-- Task data follows --

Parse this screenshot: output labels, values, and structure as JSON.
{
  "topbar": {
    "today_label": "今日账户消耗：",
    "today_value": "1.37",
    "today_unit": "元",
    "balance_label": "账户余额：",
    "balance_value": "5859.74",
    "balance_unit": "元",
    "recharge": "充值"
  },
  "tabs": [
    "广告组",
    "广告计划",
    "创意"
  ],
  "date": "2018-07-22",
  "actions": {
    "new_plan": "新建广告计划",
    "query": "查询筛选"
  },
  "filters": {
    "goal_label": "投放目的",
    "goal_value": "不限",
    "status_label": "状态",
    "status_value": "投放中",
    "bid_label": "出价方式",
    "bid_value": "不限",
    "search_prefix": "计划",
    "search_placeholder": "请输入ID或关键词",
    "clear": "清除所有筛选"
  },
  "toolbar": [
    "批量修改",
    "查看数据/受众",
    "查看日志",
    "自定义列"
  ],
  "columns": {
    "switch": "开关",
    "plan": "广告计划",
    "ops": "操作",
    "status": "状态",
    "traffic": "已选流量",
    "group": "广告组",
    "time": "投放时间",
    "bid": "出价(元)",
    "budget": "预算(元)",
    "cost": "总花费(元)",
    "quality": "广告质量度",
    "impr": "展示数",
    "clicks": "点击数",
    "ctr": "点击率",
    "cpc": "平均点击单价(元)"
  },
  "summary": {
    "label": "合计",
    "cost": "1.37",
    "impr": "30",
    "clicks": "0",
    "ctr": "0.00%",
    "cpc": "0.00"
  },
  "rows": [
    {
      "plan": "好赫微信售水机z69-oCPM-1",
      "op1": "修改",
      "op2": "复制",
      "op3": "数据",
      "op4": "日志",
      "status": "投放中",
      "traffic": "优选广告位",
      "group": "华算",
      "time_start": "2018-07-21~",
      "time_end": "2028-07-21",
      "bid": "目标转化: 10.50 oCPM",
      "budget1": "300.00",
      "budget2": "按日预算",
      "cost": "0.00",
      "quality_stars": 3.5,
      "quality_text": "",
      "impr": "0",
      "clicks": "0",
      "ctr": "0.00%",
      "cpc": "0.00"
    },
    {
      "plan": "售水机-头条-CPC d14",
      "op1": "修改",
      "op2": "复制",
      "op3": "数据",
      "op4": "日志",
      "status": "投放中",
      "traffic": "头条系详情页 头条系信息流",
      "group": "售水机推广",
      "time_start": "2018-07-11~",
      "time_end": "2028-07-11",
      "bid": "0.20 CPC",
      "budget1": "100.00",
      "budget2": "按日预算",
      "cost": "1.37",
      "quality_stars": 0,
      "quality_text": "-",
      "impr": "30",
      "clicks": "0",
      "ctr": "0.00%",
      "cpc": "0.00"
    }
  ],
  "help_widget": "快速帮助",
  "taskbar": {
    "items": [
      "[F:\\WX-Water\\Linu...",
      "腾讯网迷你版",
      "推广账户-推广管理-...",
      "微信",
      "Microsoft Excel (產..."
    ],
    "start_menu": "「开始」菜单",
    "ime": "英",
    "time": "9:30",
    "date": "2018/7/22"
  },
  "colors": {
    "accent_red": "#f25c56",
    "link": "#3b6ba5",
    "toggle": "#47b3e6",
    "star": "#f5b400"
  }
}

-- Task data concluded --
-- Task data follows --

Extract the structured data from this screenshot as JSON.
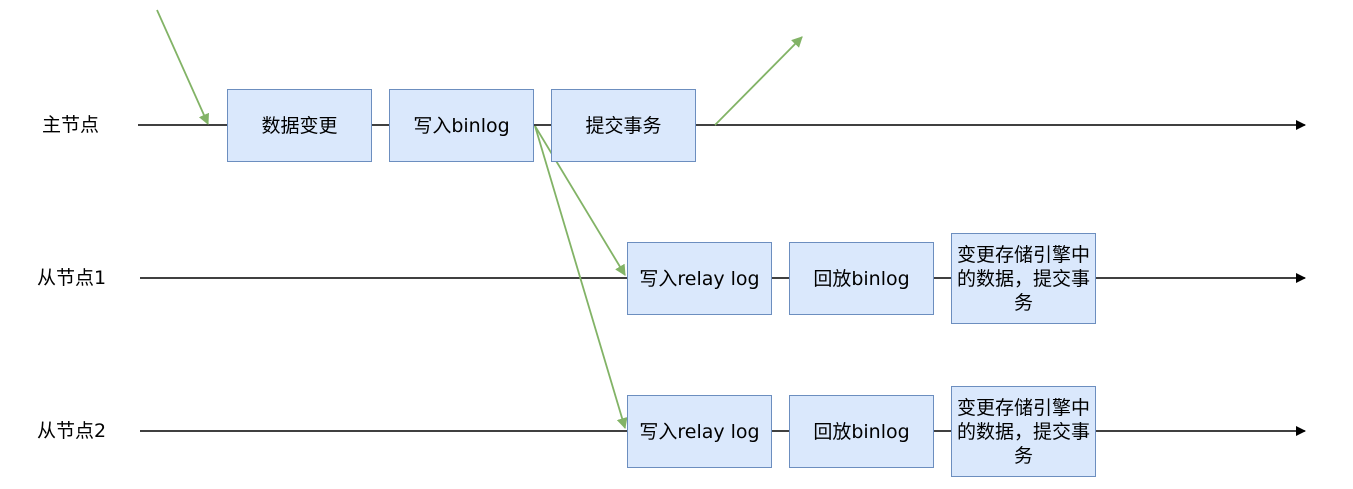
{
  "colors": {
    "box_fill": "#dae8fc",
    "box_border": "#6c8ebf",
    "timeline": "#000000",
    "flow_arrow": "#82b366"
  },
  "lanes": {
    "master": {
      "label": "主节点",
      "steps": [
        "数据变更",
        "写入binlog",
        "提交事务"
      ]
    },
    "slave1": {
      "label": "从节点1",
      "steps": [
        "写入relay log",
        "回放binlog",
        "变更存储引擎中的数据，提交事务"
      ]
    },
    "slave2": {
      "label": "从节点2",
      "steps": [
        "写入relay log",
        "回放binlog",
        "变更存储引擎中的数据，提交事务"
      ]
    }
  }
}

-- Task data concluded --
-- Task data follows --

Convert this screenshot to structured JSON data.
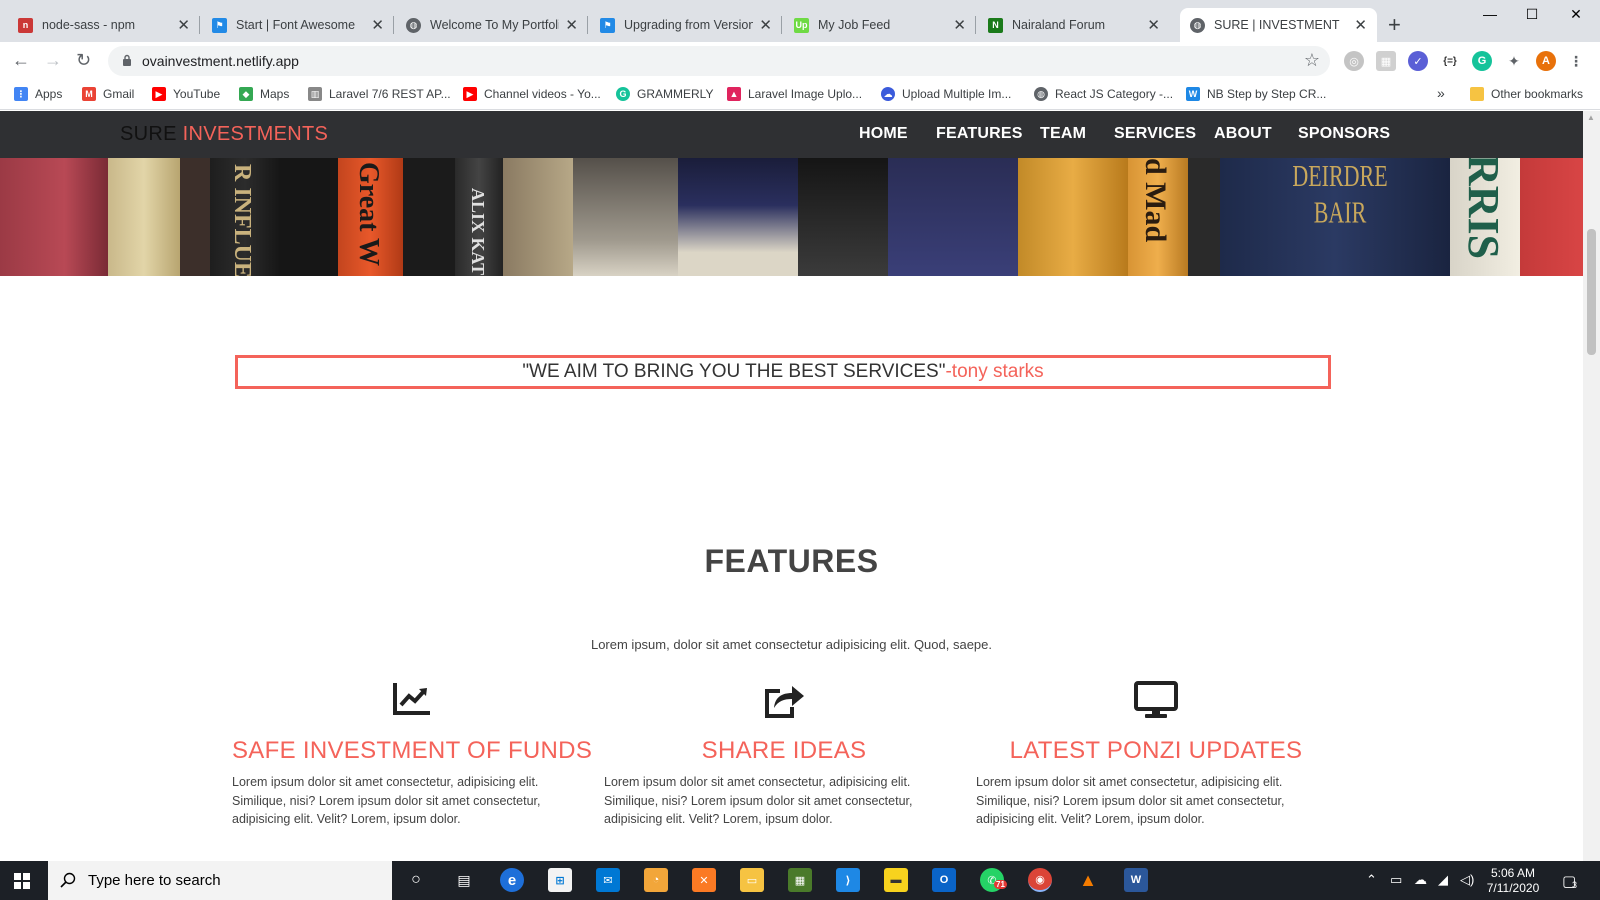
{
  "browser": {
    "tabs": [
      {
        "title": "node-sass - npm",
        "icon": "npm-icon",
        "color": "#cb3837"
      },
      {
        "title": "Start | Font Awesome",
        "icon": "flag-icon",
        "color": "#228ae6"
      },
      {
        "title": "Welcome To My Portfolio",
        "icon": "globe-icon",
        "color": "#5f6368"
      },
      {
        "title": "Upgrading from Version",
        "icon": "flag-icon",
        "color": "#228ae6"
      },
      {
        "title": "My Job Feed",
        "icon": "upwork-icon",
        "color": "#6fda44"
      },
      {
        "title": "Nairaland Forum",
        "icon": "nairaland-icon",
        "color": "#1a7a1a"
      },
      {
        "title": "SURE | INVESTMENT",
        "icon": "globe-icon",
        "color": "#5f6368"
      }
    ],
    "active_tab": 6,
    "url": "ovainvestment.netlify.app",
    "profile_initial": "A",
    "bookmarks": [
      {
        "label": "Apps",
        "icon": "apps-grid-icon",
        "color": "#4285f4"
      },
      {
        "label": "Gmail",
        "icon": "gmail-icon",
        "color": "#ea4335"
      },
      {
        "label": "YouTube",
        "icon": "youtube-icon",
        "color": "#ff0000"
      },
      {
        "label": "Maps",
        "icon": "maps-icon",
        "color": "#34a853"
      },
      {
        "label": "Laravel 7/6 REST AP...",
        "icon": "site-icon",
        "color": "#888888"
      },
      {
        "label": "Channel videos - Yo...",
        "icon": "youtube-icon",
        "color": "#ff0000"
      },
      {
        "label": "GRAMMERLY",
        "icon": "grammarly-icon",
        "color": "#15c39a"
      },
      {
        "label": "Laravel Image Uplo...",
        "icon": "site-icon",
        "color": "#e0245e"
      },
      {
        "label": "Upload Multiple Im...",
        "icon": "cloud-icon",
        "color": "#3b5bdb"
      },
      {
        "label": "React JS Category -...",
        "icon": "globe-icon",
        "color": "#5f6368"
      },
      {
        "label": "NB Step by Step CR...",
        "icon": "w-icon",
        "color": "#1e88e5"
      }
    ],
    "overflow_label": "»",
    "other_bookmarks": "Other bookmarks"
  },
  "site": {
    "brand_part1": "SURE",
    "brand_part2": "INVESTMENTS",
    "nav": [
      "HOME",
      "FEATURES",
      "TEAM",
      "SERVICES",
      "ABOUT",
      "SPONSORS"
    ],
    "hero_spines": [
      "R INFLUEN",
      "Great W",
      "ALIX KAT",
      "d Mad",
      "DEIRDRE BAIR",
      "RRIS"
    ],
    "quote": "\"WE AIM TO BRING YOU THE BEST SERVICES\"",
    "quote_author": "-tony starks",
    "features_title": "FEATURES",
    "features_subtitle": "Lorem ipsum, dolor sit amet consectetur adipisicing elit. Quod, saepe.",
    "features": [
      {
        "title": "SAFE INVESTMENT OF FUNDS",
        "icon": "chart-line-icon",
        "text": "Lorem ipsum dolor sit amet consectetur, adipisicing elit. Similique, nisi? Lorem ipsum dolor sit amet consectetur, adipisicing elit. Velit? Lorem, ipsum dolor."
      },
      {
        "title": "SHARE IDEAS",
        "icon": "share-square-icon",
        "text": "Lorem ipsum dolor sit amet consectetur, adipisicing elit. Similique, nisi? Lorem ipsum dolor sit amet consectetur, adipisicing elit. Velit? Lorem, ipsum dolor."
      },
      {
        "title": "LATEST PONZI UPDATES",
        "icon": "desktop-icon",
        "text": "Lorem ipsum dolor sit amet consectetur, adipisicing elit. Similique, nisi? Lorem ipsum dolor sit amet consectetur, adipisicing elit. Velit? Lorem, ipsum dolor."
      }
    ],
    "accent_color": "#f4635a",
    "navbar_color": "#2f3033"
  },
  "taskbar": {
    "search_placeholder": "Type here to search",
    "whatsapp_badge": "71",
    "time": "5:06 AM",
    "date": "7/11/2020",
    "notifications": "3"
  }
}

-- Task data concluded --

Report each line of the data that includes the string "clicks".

• [Result of the task]
    "clicks": "点击数",
    "clicks": "0",
      "clicks": "0",
      "clicks": "0",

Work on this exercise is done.